China and the US also aim to advance at least five large-scale cooperative carbon capture, utilization, and storage projects each by 2030, including from industrial and energy sources, according to the statement.
“The target of advancing at least five large-scale cooperative CCUS projects had never been mentioned before,” Hu noted. “This kind of concrete change represents an important progress for the cooperation between the two countries.”
Both sides agreed to restart the China-US Energy Efficiency Forum to deepen policy exchanges on energy-saving and carbon-reducing solutions in key areas, including industry, buildings, transportation, and equipment, the statement added.
Moreover, China and the US intend to hold a high-level event on subnational climate action in the first half of next year, the statement shows. Both sides welcome with appreciation existing subnational cooperation between them and encourage states, provinces, and cities to promote practical climate cooperation.
“In addition to specific numbers, cooperation at the local level has also been a bright spot this time,” Hu said. “With the Biden administration facing elections, local cooperation is an important way to achieve sustained partnership between China and the US.

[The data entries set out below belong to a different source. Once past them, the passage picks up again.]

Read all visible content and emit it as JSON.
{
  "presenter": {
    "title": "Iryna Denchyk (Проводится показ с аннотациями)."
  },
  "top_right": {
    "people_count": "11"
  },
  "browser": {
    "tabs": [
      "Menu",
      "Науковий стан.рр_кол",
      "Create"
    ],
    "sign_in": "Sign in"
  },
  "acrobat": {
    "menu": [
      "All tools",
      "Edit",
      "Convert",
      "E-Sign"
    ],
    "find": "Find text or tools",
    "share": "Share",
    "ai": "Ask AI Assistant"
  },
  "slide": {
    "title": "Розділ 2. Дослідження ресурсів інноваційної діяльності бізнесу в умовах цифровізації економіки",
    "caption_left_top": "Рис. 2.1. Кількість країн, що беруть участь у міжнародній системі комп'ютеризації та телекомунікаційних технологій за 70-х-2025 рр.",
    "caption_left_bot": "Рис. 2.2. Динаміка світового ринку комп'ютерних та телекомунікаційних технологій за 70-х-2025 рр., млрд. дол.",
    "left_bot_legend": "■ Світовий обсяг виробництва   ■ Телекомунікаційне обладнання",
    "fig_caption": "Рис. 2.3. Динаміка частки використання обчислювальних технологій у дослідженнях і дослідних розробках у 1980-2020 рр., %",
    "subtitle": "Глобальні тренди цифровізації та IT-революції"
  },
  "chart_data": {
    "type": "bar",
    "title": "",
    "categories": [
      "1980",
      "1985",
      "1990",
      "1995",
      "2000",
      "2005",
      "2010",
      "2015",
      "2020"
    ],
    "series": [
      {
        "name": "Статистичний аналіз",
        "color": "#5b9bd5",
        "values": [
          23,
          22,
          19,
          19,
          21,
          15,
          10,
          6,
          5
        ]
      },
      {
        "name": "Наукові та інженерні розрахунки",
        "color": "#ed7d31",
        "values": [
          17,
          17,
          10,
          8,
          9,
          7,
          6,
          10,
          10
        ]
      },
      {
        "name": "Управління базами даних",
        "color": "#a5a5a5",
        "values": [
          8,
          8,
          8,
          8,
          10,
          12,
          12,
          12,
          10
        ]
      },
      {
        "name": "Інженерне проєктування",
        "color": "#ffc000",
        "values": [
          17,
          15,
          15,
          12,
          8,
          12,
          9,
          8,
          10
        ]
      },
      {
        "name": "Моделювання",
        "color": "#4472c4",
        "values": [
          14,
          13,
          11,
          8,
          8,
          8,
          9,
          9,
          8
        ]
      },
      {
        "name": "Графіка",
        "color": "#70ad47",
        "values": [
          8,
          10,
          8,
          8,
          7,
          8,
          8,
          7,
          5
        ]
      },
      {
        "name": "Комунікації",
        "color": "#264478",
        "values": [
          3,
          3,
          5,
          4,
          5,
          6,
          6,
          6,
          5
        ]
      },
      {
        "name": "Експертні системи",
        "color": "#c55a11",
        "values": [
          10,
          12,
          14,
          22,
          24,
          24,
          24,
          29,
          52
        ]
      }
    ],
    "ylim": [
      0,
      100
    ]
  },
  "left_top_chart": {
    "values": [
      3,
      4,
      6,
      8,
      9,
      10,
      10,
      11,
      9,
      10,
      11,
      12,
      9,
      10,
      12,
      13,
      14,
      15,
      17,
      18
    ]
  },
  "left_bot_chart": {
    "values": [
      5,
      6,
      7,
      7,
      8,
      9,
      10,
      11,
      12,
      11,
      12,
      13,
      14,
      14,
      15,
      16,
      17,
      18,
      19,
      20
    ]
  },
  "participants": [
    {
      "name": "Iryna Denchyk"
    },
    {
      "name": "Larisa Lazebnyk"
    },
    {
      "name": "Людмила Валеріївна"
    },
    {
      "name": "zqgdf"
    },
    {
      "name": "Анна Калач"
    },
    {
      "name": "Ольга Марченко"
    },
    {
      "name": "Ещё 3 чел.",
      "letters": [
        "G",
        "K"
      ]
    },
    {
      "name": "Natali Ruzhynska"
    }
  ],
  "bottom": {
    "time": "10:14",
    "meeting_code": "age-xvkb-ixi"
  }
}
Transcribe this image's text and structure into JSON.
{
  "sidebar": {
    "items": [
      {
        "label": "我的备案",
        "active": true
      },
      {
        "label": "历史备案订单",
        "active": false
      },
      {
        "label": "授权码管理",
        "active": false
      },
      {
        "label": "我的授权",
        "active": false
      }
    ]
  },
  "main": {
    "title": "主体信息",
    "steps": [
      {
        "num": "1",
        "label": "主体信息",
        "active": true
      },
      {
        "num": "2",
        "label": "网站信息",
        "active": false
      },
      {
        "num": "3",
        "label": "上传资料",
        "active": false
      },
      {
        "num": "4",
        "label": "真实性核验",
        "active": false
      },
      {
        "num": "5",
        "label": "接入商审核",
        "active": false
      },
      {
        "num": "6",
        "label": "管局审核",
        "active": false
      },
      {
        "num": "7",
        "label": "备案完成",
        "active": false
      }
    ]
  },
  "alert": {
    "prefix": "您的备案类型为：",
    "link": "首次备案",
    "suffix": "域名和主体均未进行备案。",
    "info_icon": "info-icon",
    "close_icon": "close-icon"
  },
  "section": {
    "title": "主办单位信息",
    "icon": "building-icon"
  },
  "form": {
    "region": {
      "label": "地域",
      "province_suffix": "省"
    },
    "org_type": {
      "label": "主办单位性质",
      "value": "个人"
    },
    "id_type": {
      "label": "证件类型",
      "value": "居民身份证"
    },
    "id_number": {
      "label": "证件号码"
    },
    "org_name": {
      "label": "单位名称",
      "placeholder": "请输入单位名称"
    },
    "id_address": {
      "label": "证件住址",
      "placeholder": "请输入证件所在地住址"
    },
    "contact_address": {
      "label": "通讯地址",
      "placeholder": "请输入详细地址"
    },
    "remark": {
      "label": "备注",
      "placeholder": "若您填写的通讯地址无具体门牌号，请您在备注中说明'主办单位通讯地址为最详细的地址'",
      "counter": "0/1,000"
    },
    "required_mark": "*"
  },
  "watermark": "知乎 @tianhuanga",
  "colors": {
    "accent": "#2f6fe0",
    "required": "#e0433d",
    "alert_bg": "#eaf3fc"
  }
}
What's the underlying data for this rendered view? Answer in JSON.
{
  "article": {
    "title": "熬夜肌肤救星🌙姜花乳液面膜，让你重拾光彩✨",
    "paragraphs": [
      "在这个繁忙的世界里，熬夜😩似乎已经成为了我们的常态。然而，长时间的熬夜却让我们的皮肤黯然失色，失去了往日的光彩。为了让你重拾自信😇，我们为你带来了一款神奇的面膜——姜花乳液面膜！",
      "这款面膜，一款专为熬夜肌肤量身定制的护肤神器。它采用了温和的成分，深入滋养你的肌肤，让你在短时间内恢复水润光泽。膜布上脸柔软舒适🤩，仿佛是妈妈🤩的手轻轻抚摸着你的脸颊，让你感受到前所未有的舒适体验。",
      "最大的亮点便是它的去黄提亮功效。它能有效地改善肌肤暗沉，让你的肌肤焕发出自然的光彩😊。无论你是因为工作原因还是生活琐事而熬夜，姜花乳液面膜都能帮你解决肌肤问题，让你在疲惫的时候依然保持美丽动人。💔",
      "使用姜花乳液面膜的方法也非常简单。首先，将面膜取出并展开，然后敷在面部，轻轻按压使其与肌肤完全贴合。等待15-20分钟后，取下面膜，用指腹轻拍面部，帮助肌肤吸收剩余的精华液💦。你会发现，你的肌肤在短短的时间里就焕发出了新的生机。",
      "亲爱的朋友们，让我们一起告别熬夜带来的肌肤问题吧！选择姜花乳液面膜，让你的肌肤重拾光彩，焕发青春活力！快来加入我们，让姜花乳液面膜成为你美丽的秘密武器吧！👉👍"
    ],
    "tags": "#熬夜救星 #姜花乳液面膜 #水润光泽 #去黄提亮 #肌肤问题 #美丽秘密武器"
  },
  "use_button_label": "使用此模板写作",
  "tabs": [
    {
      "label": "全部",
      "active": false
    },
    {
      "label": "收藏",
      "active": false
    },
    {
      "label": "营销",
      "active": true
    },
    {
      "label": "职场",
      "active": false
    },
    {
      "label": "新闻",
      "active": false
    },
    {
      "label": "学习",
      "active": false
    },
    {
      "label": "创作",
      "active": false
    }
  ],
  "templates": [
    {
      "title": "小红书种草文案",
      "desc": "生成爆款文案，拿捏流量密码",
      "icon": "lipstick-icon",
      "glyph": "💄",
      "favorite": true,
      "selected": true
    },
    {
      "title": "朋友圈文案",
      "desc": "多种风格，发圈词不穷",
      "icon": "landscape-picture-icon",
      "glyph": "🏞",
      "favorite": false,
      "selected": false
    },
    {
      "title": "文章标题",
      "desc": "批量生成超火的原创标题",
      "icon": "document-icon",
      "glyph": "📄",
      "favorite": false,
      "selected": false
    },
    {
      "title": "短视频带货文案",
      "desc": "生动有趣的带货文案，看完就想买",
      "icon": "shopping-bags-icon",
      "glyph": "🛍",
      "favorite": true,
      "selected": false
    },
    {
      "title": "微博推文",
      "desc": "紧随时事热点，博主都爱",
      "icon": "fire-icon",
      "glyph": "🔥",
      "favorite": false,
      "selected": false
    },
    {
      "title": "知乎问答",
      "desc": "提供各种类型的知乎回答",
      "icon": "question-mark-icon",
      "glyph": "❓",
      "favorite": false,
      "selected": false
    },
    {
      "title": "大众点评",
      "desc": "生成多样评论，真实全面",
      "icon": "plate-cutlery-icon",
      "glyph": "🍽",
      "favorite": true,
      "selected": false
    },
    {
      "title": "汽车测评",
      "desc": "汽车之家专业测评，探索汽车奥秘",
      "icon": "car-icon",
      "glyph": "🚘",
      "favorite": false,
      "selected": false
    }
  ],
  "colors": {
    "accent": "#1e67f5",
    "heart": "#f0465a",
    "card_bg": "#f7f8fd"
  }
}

“Even with a change in the US federal government, there would still be a lot of independence for state governments to work with China,” Hu believes.